THE PROBLEM:
Return a copy of every line in the records that includes the word "String".

GIVEN DATA:
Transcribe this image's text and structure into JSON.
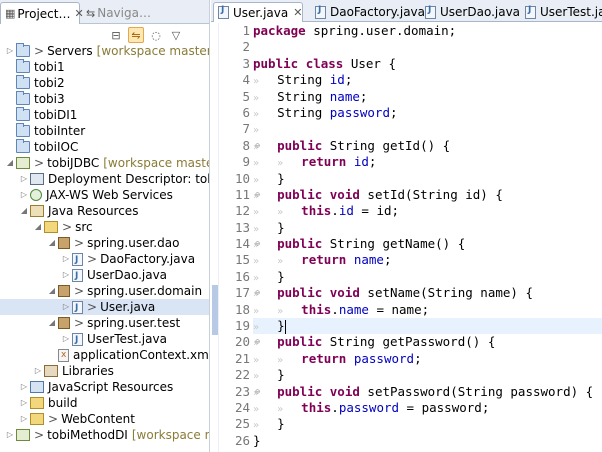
{
  "left_panel": {
    "tabs": [
      {
        "label": "Project…",
        "close": "✕"
      },
      {
        "label": "Naviga…"
      }
    ],
    "tree": [
      {
        "indent": 0,
        "twisty": "closed",
        "icon": "project",
        "prefix": ">",
        "label": "Servers",
        "decoration": "[workspace master]"
      },
      {
        "indent": 0,
        "twisty": "",
        "icon": "project",
        "label": "tobi1"
      },
      {
        "indent": 0,
        "twisty": "",
        "icon": "project",
        "label": "tobi2"
      },
      {
        "indent": 0,
        "twisty": "",
        "icon": "project",
        "label": "tobi3"
      },
      {
        "indent": 0,
        "twisty": "",
        "icon": "project",
        "label": "tobiDI1"
      },
      {
        "indent": 0,
        "twisty": "",
        "icon": "project",
        "label": "tobiInter"
      },
      {
        "indent": 0,
        "twisty": "",
        "icon": "project",
        "label": "tobiIOC"
      },
      {
        "indent": 0,
        "twisty": "open",
        "icon": "webproject",
        "prefix": ">",
        "label": "tobiJDBC",
        "decoration": "[workspace master]"
      },
      {
        "indent": 1,
        "twisty": "closed",
        "icon": "descriptor",
        "label": "Deployment Descriptor: tobiJDBC"
      },
      {
        "indent": 1,
        "twisty": "closed",
        "icon": "webservice",
        "label": "JAX-WS Web Services"
      },
      {
        "indent": 1,
        "twisty": "open",
        "icon": "javaresources",
        "label": "Java Resources"
      },
      {
        "indent": 2,
        "twisty": "open",
        "icon": "srcfolder",
        "prefix": ">",
        "label": "src"
      },
      {
        "indent": 3,
        "twisty": "open",
        "icon": "package",
        "prefix": ">",
        "label": "spring.user.dao"
      },
      {
        "indent": 4,
        "twisty": "closed",
        "icon": "java",
        "prefix": ">",
        "label": "DaoFactory.java"
      },
      {
        "indent": 4,
        "twisty": "closed",
        "icon": "java",
        "label": "UserDao.java"
      },
      {
        "indent": 3,
        "twisty": "open",
        "icon": "package",
        "prefix": ">",
        "label": "spring.user.domain"
      },
      {
        "indent": 4,
        "twisty": "closed",
        "icon": "java",
        "prefix": ">",
        "label": "User.java",
        "selected": true
      },
      {
        "indent": 3,
        "twisty": "open",
        "icon": "package",
        "prefix": ">",
        "label": "spring.user.test"
      },
      {
        "indent": 4,
        "twisty": "closed",
        "icon": "java",
        "label": "UserTest.java"
      },
      {
        "indent": 3,
        "twisty": "",
        "icon": "xml",
        "label": "applicationContext.xml"
      },
      {
        "indent": 2,
        "twisty": "closed",
        "icon": "library",
        "label": "Libraries"
      },
      {
        "indent": 1,
        "twisty": "closed",
        "icon": "javascript",
        "label": "JavaScript Resources"
      },
      {
        "indent": 1,
        "twisty": "closed",
        "icon": "folder",
        "label": "build"
      },
      {
        "indent": 1,
        "twisty": "closed",
        "icon": "folder",
        "prefix": ">",
        "label": "WebContent"
      },
      {
        "indent": 0,
        "twisty": "closed",
        "icon": "webproject",
        "prefix": ">",
        "label": "tobiMethodDI",
        "decoration": "[workspace master]"
      }
    ]
  },
  "editor": {
    "tabs": [
      {
        "label": "User.java",
        "close": "✕",
        "active": true
      },
      {
        "label": "DaoFactory.java"
      },
      {
        "label": "UserDao.java"
      },
      {
        "label": "UserTest.java"
      }
    ],
    "current_line": 19,
    "changed_lines": [
      17,
      18,
      19
    ],
    "lines": [
      {
        "n": "1",
        "code": [
          [
            "kw",
            "package"
          ],
          [
            "t",
            " spring.user.domain;"
          ]
        ]
      },
      {
        "n": "2",
        "code": []
      },
      {
        "n": "3",
        "code": [
          [
            "kw",
            "public"
          ],
          [
            "t",
            " "
          ],
          [
            "kw",
            "class"
          ],
          [
            "t",
            " User {"
          ]
        ]
      },
      {
        "n": "4",
        "code": [
          [
            "ws",
            "»   "
          ],
          [
            "t",
            "String "
          ],
          [
            "fld",
            "id"
          ],
          [
            "t",
            ";"
          ]
        ]
      },
      {
        "n": "5",
        "code": [
          [
            "ws",
            "»   "
          ],
          [
            "t",
            "String "
          ],
          [
            "fld",
            "name"
          ],
          [
            "t",
            ";"
          ]
        ]
      },
      {
        "n": "6",
        "code": [
          [
            "ws",
            "»   "
          ],
          [
            "t",
            "String "
          ],
          [
            "fld",
            "password"
          ],
          [
            "t",
            ";"
          ]
        ]
      },
      {
        "n": "7",
        "code": [
          [
            "ws",
            "»   "
          ]
        ]
      },
      {
        "n": "8",
        "fold": "⊖",
        "code": [
          [
            "ws",
            "»   "
          ],
          [
            "kw",
            "public"
          ],
          [
            "t",
            " String getId() {"
          ]
        ]
      },
      {
        "n": "9",
        "code": [
          [
            "ws",
            "»   »   "
          ],
          [
            "kw",
            "return"
          ],
          [
            "t",
            " "
          ],
          [
            "fld",
            "id"
          ],
          [
            "t",
            ";"
          ]
        ]
      },
      {
        "n": "10",
        "code": [
          [
            "ws",
            "»   "
          ],
          [
            "t",
            "}"
          ]
        ]
      },
      {
        "n": "11",
        "fold": "⊖",
        "code": [
          [
            "ws",
            "»   "
          ],
          [
            "kw",
            "public"
          ],
          [
            "t",
            " "
          ],
          [
            "kw",
            "void"
          ],
          [
            "t",
            " setId(String id) {"
          ]
        ]
      },
      {
        "n": "12",
        "code": [
          [
            "ws",
            "»   »   "
          ],
          [
            "kw",
            "this"
          ],
          [
            "t",
            "."
          ],
          [
            "fld",
            "id"
          ],
          [
            "t",
            " = id;"
          ]
        ]
      },
      {
        "n": "13",
        "code": [
          [
            "ws",
            "»   "
          ],
          [
            "t",
            "}"
          ]
        ]
      },
      {
        "n": "14",
        "fold": "⊖",
        "code": [
          [
            "ws",
            "»   "
          ],
          [
            "kw",
            "public"
          ],
          [
            "t",
            " String getName() {"
          ]
        ]
      },
      {
        "n": "15",
        "code": [
          [
            "ws",
            "»   »   "
          ],
          [
            "kw",
            "return"
          ],
          [
            "t",
            " "
          ],
          [
            "fld",
            "name"
          ],
          [
            "t",
            ";"
          ]
        ]
      },
      {
        "n": "16",
        "code": [
          [
            "ws",
            "»   "
          ],
          [
            "t",
            "}"
          ]
        ]
      },
      {
        "n": "17",
        "fold": "⊖",
        "code": [
          [
            "ws",
            "»   "
          ],
          [
            "kw",
            "public"
          ],
          [
            "t",
            " "
          ],
          [
            "kw",
            "void"
          ],
          [
            "t",
            " setName(String name) {"
          ]
        ]
      },
      {
        "n": "18",
        "code": [
          [
            "ws",
            "»   »   "
          ],
          [
            "kw",
            "this"
          ],
          [
            "t",
            "."
          ],
          [
            "fld",
            "name"
          ],
          [
            "t",
            " = name;"
          ]
        ]
      },
      {
        "n": "19",
        "code": [
          [
            "ws",
            "»   "
          ],
          [
            "t",
            "}"
          ],
          [
            "caret",
            ""
          ]
        ]
      },
      {
        "n": "20",
        "fold": "⊖",
        "code": [
          [
            "ws",
            "»   "
          ],
          [
            "kw",
            "public"
          ],
          [
            "t",
            " String getPassword() {"
          ]
        ]
      },
      {
        "n": "21",
        "code": [
          [
            "ws",
            "»   »   "
          ],
          [
            "kw",
            "return"
          ],
          [
            "t",
            " "
          ],
          [
            "fld",
            "password"
          ],
          [
            "t",
            ";"
          ]
        ]
      },
      {
        "n": "22",
        "code": [
          [
            "ws",
            "»   "
          ],
          [
            "t",
            "}"
          ]
        ]
      },
      {
        "n": "23",
        "fold": "⊖",
        "code": [
          [
            "ws",
            "»   "
          ],
          [
            "kw",
            "public"
          ],
          [
            "t",
            " "
          ],
          [
            "kw",
            "void"
          ],
          [
            "t",
            " setPassword(String password) {"
          ]
        ]
      },
      {
        "n": "24",
        "code": [
          [
            "ws",
            "»   »   "
          ],
          [
            "kw",
            "this"
          ],
          [
            "t",
            "."
          ],
          [
            "fld",
            "password"
          ],
          [
            "t",
            " = password;"
          ]
        ]
      },
      {
        "n": "25",
        "code": [
          [
            "ws",
            "»   "
          ],
          [
            "t",
            "}"
          ]
        ]
      },
      {
        "n": "26",
        "code": [
          [
            "t",
            "}"
          ]
        ]
      }
    ]
  }
}
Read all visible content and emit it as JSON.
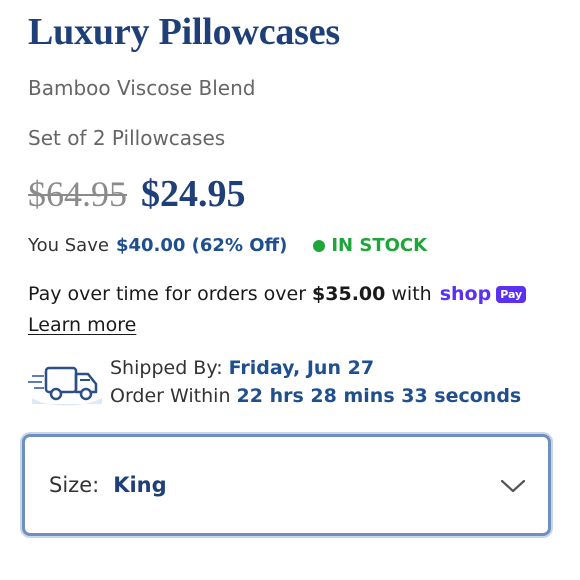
{
  "product": {
    "title": "Luxury Pillowcases",
    "material": "Bamboo Viscose Blend",
    "set_info": "Set of 2 Pillowcases"
  },
  "pricing": {
    "original_price": "$64.95",
    "sale_price": "$24.95",
    "save_label": "You Save",
    "save_amount": "$40.00 (62% Off)"
  },
  "stock": {
    "status": "IN STOCK",
    "color": "#1fa63a"
  },
  "payment": {
    "text_before": "Pay over time for orders over",
    "threshold": "$35.00",
    "text_after": "with",
    "shop_word": "shop",
    "badge": "Pay",
    "learn_more": "Learn more",
    "brand_color": "#5a31f4"
  },
  "shipping": {
    "icon": "delivery-truck-icon",
    "shipped_by_label": "Shipped By:",
    "shipped_by_value": "Friday, Jun 27",
    "order_within_label": "Order Within",
    "order_within_value": "22 hrs 28 mins 33 seconds"
  },
  "size_select": {
    "label": "Size:",
    "value": "King",
    "icon": "chevron-down-icon"
  },
  "colors": {
    "title": "#1f3f78",
    "accent": "#1f4f8f"
  }
}
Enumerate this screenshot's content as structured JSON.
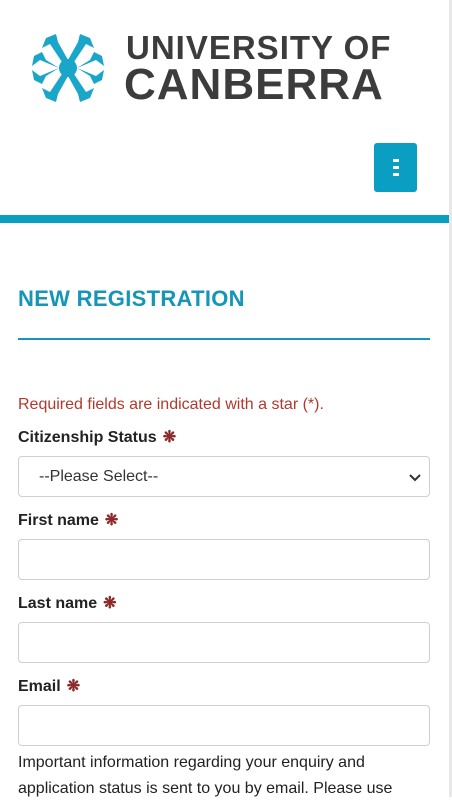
{
  "header": {
    "logo_line1": "UNIVERSITY OF",
    "logo_line2": "CANBERRA",
    "menu_icon": "hamburger-icon"
  },
  "page": {
    "title": "NEW REGISTRATION",
    "required_note": "Required fields are indicated with a star (*)."
  },
  "form": {
    "citizenship": {
      "label": "Citizenship Status",
      "selected": "--Please Select--"
    },
    "first_name": {
      "label": "First name",
      "value": ""
    },
    "last_name": {
      "label": "Last name",
      "value": ""
    },
    "email": {
      "label": "Email",
      "value": ""
    },
    "required_star": "❋",
    "info_text": "Important information regarding your enquiry and application status is sent to you by email. Please use"
  },
  "colors": {
    "accent": "#0a9ec2",
    "title": "#1596b8",
    "required_text": "#b03a2e",
    "star": "#8b2a2a"
  }
}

ANSWER FOR THIS EXERCISE:
            "String "
            "String "
            "String "
            " String getId() {"
            " setId(String id) {"
            " String getName() {"
            " setName(String name) {"
            " String getPassword() {"
            " setPassword(String password) {"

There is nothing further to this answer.